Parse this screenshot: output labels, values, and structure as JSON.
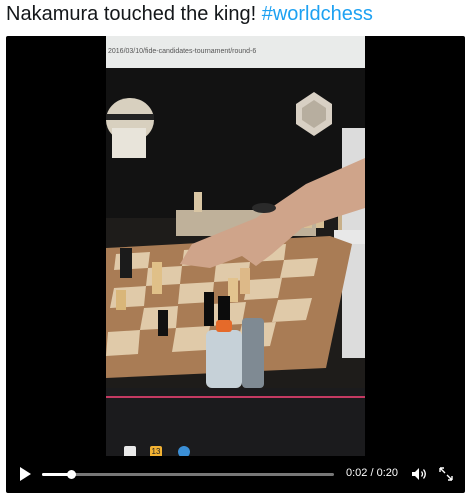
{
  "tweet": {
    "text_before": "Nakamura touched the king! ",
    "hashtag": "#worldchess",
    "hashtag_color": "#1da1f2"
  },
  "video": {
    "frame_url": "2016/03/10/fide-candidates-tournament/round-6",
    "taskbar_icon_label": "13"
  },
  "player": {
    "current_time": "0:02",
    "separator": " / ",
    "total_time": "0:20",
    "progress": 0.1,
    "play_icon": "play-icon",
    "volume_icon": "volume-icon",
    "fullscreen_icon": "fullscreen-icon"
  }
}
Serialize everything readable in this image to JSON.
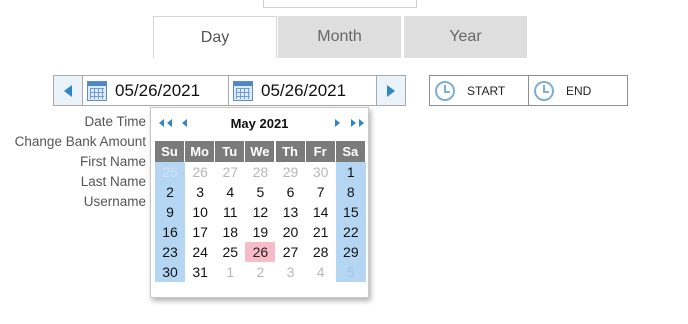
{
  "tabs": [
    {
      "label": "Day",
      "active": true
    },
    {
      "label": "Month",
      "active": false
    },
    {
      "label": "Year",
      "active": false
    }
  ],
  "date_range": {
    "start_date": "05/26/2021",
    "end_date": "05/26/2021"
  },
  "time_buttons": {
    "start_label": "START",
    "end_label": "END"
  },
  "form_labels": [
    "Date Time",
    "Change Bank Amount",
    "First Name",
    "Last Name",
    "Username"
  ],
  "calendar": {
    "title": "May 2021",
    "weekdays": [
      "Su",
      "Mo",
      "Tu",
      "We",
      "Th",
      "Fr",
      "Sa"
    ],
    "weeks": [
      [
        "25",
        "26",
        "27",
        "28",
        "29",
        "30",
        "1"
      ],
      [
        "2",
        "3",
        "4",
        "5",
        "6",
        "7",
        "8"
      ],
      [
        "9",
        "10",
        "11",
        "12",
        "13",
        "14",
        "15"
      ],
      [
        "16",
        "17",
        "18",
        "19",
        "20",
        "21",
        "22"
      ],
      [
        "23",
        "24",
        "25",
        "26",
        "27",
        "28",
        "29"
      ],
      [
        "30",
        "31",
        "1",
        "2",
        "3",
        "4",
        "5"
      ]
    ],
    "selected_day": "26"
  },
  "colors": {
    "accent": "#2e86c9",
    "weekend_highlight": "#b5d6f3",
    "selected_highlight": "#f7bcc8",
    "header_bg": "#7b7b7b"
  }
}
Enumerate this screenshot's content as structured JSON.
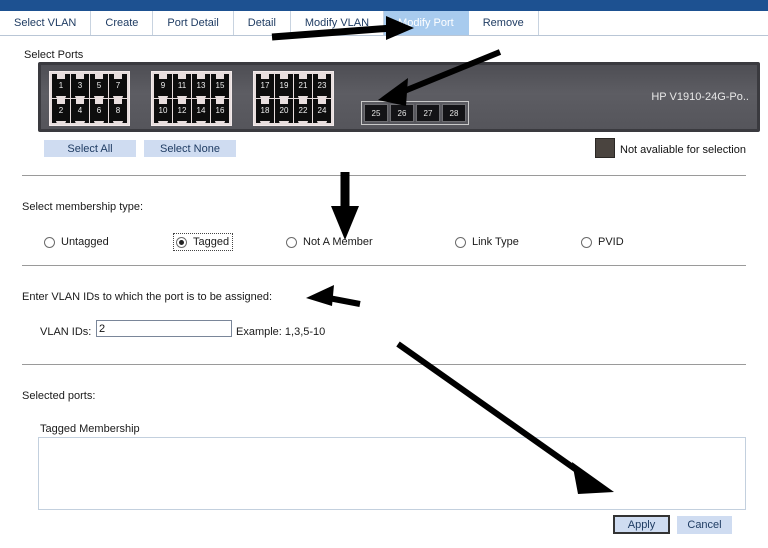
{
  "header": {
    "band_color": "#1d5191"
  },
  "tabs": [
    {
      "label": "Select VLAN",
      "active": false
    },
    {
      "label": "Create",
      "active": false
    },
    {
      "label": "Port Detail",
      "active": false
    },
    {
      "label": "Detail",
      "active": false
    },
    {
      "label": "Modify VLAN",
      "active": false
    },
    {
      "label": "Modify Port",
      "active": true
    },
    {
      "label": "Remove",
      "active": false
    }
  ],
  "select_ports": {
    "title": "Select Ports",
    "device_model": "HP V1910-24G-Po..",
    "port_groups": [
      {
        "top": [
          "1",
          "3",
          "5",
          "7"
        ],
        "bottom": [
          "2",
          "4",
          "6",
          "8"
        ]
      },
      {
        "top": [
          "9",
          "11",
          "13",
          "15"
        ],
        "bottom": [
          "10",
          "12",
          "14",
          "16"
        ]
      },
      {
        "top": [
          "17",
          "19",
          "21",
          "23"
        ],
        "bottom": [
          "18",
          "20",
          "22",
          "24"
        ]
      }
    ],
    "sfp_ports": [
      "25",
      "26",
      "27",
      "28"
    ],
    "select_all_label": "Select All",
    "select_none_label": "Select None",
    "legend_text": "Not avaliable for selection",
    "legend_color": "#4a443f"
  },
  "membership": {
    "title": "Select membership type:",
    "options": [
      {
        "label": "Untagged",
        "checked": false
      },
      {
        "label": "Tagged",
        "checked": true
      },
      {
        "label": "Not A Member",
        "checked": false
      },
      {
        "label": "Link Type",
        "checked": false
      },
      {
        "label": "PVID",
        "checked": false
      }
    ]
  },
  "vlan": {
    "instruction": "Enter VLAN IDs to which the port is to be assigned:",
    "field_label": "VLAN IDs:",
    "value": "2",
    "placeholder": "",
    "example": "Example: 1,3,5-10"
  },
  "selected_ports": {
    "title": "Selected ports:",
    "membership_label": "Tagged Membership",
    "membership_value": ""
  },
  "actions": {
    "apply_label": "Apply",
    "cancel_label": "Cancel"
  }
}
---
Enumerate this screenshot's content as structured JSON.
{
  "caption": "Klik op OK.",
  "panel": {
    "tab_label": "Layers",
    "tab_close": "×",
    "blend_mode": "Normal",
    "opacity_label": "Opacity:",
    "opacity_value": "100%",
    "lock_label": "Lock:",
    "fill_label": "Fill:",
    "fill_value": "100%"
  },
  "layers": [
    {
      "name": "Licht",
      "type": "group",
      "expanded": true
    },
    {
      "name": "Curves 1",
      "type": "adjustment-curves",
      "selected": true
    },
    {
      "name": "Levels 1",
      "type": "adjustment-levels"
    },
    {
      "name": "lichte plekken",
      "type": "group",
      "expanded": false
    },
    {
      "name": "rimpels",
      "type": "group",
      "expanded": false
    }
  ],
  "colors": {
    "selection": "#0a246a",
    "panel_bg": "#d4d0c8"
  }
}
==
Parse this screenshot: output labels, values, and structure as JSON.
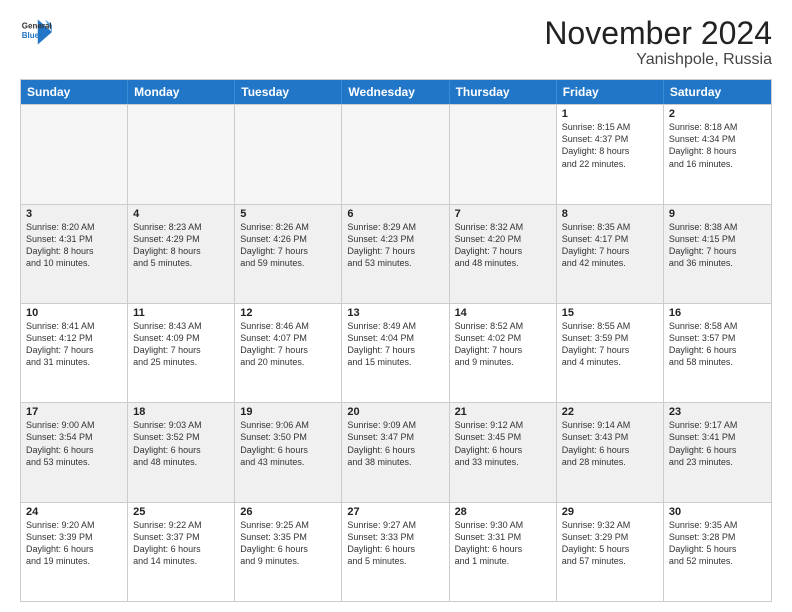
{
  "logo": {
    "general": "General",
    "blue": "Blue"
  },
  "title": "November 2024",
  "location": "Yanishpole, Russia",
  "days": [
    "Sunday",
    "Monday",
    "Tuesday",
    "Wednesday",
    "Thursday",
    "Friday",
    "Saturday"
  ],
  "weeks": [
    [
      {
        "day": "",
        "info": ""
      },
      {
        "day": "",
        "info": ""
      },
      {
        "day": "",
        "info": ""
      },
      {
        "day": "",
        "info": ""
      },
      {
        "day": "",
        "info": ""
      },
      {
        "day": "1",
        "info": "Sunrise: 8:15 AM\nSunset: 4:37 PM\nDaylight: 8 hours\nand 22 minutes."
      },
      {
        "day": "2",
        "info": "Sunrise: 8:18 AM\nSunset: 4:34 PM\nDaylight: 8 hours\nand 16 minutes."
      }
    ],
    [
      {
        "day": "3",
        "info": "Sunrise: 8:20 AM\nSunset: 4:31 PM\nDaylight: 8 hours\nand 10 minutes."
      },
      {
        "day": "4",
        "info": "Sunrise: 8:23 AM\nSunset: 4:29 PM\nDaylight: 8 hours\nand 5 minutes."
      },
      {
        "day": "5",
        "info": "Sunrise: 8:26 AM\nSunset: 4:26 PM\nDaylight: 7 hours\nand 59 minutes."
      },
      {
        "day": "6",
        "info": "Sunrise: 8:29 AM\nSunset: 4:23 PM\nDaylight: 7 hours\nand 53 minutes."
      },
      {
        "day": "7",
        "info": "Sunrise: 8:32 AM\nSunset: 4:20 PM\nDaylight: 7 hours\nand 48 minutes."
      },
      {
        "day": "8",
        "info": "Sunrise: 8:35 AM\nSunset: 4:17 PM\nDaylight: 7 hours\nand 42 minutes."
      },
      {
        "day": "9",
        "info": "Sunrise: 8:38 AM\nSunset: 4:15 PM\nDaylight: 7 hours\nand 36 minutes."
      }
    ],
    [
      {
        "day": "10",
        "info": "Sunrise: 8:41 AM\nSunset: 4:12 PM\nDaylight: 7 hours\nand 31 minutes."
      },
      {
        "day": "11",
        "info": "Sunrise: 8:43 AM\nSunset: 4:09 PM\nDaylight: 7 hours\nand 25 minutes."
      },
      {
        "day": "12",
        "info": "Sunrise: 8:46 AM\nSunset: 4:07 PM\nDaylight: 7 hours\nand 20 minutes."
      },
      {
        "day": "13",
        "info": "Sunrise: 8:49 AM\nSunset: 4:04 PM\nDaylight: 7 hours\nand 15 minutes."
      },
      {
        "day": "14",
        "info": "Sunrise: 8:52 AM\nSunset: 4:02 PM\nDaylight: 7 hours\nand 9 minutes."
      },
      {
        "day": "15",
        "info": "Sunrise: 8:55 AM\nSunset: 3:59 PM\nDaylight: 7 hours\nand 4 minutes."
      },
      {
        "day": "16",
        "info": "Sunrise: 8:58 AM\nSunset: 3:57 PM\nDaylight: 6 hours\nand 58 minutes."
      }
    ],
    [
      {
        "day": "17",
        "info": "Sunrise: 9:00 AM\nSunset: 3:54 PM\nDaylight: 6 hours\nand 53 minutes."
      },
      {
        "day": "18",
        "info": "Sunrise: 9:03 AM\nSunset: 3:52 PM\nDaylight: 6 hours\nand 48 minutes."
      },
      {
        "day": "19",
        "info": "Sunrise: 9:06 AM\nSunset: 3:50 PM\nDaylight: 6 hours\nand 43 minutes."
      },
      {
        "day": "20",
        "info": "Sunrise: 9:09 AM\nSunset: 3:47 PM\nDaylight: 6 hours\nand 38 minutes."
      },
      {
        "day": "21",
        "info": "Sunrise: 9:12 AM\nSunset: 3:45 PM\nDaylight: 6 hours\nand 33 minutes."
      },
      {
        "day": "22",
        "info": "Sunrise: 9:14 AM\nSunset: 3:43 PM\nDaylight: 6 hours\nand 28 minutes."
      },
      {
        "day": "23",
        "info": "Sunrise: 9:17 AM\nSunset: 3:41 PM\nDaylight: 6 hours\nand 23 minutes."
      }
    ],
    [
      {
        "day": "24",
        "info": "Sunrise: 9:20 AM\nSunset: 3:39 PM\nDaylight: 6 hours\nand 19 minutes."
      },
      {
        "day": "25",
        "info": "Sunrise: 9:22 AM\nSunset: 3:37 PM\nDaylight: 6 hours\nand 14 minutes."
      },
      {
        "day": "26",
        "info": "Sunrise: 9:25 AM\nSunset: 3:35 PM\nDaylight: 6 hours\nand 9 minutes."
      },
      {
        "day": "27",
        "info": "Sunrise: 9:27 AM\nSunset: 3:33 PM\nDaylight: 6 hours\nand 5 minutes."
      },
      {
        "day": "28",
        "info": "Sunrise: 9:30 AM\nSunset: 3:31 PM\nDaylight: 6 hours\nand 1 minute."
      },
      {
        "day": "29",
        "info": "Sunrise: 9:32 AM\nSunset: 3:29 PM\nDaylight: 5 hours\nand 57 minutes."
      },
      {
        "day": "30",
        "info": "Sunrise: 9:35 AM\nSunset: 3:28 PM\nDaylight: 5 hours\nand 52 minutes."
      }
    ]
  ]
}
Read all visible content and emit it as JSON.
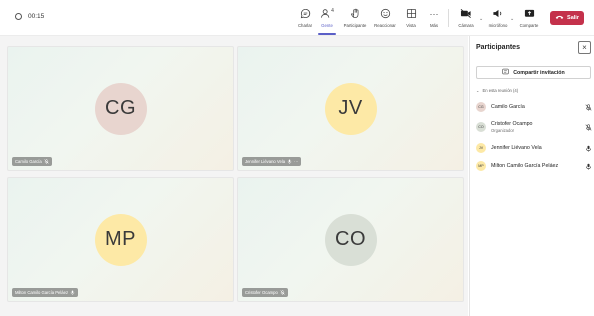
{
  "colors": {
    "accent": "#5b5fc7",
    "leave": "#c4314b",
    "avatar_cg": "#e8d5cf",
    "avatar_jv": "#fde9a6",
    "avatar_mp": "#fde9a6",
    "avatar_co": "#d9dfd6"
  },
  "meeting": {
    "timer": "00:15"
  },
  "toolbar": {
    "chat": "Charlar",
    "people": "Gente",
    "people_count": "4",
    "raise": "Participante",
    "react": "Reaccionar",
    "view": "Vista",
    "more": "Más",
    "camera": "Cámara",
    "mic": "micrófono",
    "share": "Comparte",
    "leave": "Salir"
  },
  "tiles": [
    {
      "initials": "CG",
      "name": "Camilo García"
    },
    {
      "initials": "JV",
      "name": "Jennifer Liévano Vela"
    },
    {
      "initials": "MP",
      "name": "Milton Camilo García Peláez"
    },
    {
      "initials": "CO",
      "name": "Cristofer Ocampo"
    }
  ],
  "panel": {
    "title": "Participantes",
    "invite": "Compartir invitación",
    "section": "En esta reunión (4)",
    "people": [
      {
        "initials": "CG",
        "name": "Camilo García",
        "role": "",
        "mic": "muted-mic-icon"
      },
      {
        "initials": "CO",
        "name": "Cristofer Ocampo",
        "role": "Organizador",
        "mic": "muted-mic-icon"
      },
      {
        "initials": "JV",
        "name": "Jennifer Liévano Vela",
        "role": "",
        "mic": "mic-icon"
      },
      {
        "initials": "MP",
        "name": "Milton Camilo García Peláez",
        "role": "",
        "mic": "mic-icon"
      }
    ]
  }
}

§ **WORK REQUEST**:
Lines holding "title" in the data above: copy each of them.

§ **RESULT OF THIS EXERCISE**:
    "title": "May 2021",
    "title": "Select Ports",
    "title": "Select membership type:",
    "title": "Selected ports:",
  "title": "November 2024",
    "title": "Participantes",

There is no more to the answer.